* [Task requirements] Copy out every line of the data that has the word "eVolve" somewhere in it.

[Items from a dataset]

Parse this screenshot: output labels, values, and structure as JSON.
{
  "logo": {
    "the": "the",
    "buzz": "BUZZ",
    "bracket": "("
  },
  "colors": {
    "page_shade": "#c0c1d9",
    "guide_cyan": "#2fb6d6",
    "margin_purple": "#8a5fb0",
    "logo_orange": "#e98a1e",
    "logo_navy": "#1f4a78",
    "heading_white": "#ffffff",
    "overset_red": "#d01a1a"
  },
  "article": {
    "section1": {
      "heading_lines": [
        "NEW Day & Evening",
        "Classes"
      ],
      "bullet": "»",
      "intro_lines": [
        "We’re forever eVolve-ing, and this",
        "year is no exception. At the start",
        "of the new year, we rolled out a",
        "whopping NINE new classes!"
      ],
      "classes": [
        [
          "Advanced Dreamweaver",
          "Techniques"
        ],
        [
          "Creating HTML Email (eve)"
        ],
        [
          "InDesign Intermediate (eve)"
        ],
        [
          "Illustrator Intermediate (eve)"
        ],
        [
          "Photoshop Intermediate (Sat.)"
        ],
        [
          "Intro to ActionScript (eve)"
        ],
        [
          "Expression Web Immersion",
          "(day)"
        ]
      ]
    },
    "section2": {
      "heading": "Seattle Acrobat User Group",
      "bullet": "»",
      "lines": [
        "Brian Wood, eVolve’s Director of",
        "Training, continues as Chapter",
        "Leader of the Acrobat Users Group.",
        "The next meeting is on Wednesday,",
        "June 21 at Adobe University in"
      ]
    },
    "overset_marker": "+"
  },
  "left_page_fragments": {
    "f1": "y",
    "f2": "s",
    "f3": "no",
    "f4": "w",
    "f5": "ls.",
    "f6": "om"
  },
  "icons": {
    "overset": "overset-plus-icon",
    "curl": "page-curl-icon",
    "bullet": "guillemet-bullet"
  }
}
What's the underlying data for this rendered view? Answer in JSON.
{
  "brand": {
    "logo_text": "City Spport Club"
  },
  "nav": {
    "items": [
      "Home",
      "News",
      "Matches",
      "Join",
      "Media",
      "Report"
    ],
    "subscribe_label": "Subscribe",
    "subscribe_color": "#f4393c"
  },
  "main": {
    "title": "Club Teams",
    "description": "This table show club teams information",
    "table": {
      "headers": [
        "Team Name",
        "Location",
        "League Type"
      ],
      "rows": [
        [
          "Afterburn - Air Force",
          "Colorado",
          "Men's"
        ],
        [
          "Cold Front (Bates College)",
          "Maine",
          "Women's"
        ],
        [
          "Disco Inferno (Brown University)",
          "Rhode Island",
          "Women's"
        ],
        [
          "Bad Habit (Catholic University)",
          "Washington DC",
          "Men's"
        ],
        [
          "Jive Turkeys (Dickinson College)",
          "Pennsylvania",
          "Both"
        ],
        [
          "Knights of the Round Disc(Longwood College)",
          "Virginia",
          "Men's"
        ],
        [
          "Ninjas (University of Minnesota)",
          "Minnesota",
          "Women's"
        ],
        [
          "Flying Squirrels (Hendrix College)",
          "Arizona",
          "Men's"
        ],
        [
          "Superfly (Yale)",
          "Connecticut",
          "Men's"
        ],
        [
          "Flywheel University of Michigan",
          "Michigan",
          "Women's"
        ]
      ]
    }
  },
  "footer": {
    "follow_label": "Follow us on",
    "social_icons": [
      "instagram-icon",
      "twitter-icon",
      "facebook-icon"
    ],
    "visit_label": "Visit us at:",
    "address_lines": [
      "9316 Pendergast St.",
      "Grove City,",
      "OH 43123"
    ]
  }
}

* [Completed exercise]
        "We’re forever eVolve-ing, and this",
        "Brian Wood, eVolve’s Director of",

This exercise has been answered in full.